The Government is in the last phase of constructing houses for survivors of the 1994 Genocide against the Tutsi.
Officials from the Ministry of Local Government and the Fund for the Support of Genocide Survivors (Farg) revealed this, yesterday, while appearing before the parliamentary Public Accounts Committee (PAC) to explain the implementation of resolutions adopted by the Plenary during the analysis of the 2012/13 Auditor-General’s report.
The Minister for Local Government, Francis Kaboneka, said government was considering phasing out the housing programme, as well as cutting down on students’ scholarships, especially in secondary schools.
“Currently, we know the number of survivors left with no houses and those whose houses require renovations. We hope that in the next three years, the housing programme would have been phased out, only focusing on other social welfare programmes for the Genocide survivors like students financing and supporting only the most vulnerable,” Kaboneka said.
He added that the phasing out of the students financing programme in secondary schools, was due to the “reducing number of beneficiaries while putting more emphasis on the large number of Farg beneficiaries in institutions of higher learning.”
Farg approves of phase-out
Kaboneka’s comments were echoed by Farg director-general, Theophile Ruberangeyo, who noted that phasing out the housing programme would depend on availability of funds as well as the commitment of stakeholders, including government as well local authorities and the public.
“The housing issue has been discussed for long. After 21 years, we don’t expect that there are people with no houses. This was all caused by a few issues and lack of information, we are glad that we now know the exact figures of those remaining with housing issues and the government is ready to help. With the availability of funds, we can even realise the phase out stage in two years, depending on the commitment of parties concerned,” said Ruberangeyo.
He added that Farg needs about Rwf36 billion to build more than 3,500 units and the Ministry of Finance was willing to commit a certain percentage of the budget beginning with the next financial year.
“We mobilise all Rwandans to join this campaign so that no Genocide survivor is left without a house. It has taken us so long, we need to get off this stage and focus on other programmes for the transformation of Genocide survivors’ lives,” Ruberangeyo added.

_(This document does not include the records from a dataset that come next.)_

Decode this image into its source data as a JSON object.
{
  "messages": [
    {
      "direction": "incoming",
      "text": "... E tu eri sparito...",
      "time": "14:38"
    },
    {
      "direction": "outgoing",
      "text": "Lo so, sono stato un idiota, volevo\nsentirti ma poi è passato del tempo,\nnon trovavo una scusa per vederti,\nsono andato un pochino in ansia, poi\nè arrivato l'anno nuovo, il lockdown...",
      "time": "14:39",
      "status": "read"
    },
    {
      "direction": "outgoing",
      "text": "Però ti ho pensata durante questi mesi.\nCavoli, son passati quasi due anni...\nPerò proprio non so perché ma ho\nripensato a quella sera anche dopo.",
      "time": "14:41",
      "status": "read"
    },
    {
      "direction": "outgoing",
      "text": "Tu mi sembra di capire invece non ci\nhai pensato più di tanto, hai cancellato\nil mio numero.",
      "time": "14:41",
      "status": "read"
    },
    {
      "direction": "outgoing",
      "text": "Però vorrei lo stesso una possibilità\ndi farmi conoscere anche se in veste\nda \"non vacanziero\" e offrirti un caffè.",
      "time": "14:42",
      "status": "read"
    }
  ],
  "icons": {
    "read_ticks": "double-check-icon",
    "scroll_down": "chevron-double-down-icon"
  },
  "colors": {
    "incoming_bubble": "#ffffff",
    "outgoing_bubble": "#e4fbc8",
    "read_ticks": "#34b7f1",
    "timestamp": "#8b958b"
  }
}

During a PAC hearing in October, last year, MPs accused Farg of taking too long to provide housing and direct support to Genocide survivors.
Legislators said some houses that were built for the survivors were either poorly constructed, or contractors abandoned housing projects before completion.
According to the AG’s report, Farg’s 2012/2013 Budget Framework had intended to renovate 3,306 housing units for Genocide survivors but only 350 (about 11 per cent of the entire projects) were renovated.
In Huye District, End Construction Company, contracted to build 30 housing units, worth Rwf126 million, put up 25 shoddy units and Farg had to part with a certain percentage of the charges.
The report also indicated that 4,000 survivors from seven districts did not get direct support from the Fund worth Rwf364 million, while, survivors’ income generating projects, worth Rwf8 million, were never executed at the sector level, especially in Rulindo and Ngoma districts.